I suppose this is a surprise to you, but, for the life (or now death) of me, I couldn't find anyone else in the world to take it. You are the only person who ever paid me to write anything, my only editor or publisher. I suppose that you can throw it out, I know how hard it is to publish things. However, I had the idea that you might one day revive The Blue Review and, since for almost four years I was a contributor, I would hate not to be a part of that. The binders contain the miscellaneous writings of Dorian Taylor, the name by which you knew me. It is quite an improbable name and actually the name of the hero of the novel Top Forty, which you will find in the third binder. I am not going to give you my real name, because I have always rather despised it and, if by some miracle my writings find their way into the public eye, I would prefer they be under the pseudonym I created for that purpose.
In Yard Sale, the novella in the first binder, I wrote the following:
"All human endeavor resolves itself into group activity. The artist who paints alone in a garret cannot exist alone. In order to secure what he needs to paint, canvas, brushes and the like, he has to know a merchant who sells these things. Having painted, he must then sell his painting. In order to do this, he needs to know gallery owners. So it is with all things within society. It is never enough to be good, or even great. One must be both able and willing to join a group in order to enter society. Van Gogh, arguably the greatest painter of all time, at least the most expensive, was never able to do this. It was left, therefore, to a group of people to discover his paintings, and sell them, after the impediment of his physical presence was removed from the scene. Because Vincent did not cultivate the acquaintance of gallery owners, he painted beneath the glass floor. He could clearly see other painters of lesser talent and greater social skills, exhibit and sell paintings. He saw, but did not understand. Painting is incidental to success in painting. The social skills required to convince gallery owners to display and sell paintings are the prerequisite. The curious feature of this is that the best artists are often anti-social. This leaves any thoughtful person to imagine that the best of art goes out with the rest of the trash just before the estate sale. More than likely, this is the case."
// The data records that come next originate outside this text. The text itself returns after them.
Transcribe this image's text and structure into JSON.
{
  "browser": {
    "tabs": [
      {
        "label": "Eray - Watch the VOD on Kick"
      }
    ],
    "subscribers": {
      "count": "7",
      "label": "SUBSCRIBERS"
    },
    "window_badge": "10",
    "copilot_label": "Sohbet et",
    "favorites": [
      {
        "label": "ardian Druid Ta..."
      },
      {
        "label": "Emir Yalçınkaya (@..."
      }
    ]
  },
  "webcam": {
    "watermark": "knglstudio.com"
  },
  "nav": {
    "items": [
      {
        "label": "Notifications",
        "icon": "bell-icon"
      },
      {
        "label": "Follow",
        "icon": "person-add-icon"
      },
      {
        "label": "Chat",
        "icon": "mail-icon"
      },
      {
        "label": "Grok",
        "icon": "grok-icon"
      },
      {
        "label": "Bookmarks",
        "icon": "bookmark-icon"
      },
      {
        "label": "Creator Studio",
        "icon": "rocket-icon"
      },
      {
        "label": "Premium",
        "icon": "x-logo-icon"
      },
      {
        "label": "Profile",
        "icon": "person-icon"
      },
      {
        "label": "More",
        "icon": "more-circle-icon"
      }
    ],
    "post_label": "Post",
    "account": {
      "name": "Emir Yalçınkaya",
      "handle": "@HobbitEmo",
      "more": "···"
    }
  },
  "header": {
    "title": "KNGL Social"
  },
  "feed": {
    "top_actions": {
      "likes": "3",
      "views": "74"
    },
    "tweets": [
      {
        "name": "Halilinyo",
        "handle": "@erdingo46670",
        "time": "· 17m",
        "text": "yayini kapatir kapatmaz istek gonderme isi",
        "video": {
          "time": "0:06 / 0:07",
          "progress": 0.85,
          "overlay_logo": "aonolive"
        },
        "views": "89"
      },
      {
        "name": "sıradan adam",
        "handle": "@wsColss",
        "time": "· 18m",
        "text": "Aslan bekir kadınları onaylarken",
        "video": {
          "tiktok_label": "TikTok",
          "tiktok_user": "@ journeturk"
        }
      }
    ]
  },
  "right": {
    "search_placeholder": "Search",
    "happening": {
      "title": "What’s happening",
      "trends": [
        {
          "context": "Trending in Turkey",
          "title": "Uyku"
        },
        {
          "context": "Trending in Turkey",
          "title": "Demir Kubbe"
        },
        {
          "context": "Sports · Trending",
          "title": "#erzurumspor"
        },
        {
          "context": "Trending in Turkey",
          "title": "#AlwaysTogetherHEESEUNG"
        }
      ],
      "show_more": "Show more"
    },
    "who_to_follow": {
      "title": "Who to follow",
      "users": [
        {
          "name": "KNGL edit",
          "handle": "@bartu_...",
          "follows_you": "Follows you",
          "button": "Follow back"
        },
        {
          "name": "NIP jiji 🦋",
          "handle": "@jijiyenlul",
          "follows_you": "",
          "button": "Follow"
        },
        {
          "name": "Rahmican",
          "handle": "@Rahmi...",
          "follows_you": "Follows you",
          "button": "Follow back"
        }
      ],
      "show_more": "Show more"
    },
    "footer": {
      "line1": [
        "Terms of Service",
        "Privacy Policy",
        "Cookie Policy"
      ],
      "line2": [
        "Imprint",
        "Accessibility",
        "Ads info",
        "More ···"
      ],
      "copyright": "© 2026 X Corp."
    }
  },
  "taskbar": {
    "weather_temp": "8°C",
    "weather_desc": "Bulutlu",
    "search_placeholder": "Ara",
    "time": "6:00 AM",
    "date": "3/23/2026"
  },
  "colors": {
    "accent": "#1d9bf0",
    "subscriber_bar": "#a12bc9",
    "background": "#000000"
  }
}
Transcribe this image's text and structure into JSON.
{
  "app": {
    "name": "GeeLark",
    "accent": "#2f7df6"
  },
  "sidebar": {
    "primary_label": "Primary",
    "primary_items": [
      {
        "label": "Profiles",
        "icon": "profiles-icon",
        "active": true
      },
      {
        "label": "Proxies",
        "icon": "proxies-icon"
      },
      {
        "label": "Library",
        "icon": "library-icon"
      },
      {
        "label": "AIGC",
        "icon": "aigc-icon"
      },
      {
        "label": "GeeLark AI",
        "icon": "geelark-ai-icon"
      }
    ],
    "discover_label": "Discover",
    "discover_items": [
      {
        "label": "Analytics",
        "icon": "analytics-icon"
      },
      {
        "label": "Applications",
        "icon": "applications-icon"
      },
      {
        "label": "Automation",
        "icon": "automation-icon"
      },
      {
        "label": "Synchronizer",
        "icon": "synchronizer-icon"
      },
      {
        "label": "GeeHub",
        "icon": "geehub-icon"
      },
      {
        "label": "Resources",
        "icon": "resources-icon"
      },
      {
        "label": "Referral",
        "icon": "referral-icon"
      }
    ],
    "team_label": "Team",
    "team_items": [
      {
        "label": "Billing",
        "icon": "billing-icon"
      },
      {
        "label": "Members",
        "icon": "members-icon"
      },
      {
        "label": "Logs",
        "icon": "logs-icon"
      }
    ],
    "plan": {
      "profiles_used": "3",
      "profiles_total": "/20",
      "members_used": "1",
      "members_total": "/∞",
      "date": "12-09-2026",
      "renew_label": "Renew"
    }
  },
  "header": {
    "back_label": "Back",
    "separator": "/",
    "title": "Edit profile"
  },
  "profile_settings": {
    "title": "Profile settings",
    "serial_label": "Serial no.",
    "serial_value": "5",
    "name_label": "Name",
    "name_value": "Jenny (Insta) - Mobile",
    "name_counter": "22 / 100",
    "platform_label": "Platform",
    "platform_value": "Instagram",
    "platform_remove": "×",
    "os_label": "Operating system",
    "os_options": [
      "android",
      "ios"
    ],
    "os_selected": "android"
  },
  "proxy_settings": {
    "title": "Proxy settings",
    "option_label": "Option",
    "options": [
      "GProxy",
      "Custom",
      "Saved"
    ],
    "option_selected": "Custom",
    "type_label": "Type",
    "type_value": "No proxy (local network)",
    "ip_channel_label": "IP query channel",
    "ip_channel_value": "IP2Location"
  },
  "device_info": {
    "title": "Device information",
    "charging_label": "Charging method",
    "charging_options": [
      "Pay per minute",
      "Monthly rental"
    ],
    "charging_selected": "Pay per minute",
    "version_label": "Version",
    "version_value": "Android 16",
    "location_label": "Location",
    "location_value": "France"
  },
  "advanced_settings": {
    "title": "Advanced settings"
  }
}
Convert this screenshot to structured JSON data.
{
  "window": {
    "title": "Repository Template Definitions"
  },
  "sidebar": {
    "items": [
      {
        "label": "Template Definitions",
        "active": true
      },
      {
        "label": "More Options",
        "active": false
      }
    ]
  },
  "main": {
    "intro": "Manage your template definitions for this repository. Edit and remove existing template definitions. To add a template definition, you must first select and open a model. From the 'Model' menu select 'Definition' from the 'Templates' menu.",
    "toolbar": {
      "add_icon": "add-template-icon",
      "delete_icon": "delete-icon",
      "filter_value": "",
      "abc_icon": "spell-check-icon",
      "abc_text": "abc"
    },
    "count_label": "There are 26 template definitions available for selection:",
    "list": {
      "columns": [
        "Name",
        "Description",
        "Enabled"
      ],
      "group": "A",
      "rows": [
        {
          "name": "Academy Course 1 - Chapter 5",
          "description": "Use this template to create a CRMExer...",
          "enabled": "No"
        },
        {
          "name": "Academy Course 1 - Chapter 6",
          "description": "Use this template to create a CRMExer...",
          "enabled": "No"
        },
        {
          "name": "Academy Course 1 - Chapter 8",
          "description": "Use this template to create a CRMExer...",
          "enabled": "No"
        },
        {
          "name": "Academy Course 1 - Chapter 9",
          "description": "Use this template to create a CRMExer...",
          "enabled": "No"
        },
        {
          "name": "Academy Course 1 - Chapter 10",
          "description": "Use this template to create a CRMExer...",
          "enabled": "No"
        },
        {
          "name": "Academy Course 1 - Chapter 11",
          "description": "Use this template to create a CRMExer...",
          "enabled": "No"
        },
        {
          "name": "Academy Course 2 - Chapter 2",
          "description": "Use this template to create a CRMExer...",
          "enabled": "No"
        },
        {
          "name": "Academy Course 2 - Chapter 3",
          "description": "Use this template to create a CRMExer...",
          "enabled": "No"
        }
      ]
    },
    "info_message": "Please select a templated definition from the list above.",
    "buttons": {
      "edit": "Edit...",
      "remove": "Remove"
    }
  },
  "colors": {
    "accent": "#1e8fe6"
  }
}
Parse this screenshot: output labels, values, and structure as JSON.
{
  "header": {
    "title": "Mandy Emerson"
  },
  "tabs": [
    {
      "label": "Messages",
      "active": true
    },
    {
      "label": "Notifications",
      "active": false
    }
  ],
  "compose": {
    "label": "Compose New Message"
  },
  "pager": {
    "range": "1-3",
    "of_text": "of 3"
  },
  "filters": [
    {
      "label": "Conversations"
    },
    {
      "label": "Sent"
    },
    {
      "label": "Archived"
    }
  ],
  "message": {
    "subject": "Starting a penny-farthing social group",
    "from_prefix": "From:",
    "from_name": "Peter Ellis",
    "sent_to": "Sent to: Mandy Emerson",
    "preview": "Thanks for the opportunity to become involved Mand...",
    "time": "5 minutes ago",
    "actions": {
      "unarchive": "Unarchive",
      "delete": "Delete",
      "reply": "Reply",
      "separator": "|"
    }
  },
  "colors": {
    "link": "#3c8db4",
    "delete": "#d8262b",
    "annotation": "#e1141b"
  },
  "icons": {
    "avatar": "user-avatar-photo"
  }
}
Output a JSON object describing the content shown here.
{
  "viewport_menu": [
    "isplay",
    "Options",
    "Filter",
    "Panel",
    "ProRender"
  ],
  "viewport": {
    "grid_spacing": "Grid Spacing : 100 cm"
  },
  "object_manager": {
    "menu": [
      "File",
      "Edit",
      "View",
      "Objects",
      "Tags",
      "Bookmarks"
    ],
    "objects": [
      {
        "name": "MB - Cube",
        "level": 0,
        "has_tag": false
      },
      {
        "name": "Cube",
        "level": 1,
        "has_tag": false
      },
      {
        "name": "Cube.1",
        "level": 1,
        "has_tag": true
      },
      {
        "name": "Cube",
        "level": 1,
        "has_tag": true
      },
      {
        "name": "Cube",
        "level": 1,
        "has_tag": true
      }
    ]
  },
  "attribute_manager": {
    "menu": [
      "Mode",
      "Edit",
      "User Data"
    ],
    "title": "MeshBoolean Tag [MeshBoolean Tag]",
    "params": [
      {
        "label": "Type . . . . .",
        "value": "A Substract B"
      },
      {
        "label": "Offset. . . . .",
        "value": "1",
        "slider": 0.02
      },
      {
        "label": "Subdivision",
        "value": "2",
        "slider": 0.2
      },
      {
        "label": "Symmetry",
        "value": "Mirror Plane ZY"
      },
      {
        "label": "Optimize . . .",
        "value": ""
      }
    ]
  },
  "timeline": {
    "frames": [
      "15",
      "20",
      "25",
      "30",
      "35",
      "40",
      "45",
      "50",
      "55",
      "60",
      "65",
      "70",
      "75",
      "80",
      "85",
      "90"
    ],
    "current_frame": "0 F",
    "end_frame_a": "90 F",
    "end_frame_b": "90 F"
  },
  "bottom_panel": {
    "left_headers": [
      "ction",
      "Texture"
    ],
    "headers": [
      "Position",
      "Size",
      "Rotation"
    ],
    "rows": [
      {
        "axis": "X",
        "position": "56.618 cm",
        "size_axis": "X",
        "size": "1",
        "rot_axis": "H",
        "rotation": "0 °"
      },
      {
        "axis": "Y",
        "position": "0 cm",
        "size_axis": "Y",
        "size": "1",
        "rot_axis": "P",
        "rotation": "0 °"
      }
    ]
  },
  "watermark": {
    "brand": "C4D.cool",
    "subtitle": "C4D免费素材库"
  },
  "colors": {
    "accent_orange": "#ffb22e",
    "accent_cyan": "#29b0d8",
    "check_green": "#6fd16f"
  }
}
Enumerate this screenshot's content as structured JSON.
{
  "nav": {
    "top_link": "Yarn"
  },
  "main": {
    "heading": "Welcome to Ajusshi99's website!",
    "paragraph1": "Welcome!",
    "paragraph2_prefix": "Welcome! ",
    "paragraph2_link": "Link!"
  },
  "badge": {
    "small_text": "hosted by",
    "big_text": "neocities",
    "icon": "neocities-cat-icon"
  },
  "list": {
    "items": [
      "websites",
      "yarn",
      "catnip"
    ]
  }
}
Since I have always been a bit unconventional I decided to change this formula a bit and send my artistic production to the only person who ever seemed to like it. You are, of course, invested with all it's rights etc. The only favors I would ask is that you dedicate any book to Valerie, with the poem I have included as the first page in the first binder, and that you credit my writing to Dorian Taylor.
From 1997 to 2001, I edited a literary ezine called The Blue Review and Dorian Taylor had been one of my most popular contributors. I hadn't heard from him (or her) since I stopped publishing the ezine and I honestly know nothing about him (or her). The box was a total surprise, and a wonderful one. Whoever Dorian Taylor is, or possibly was as the letter seemed to indicate that he (or she) is no longer with us, he (or she) was a very inventive, interesting and enjoyable writer.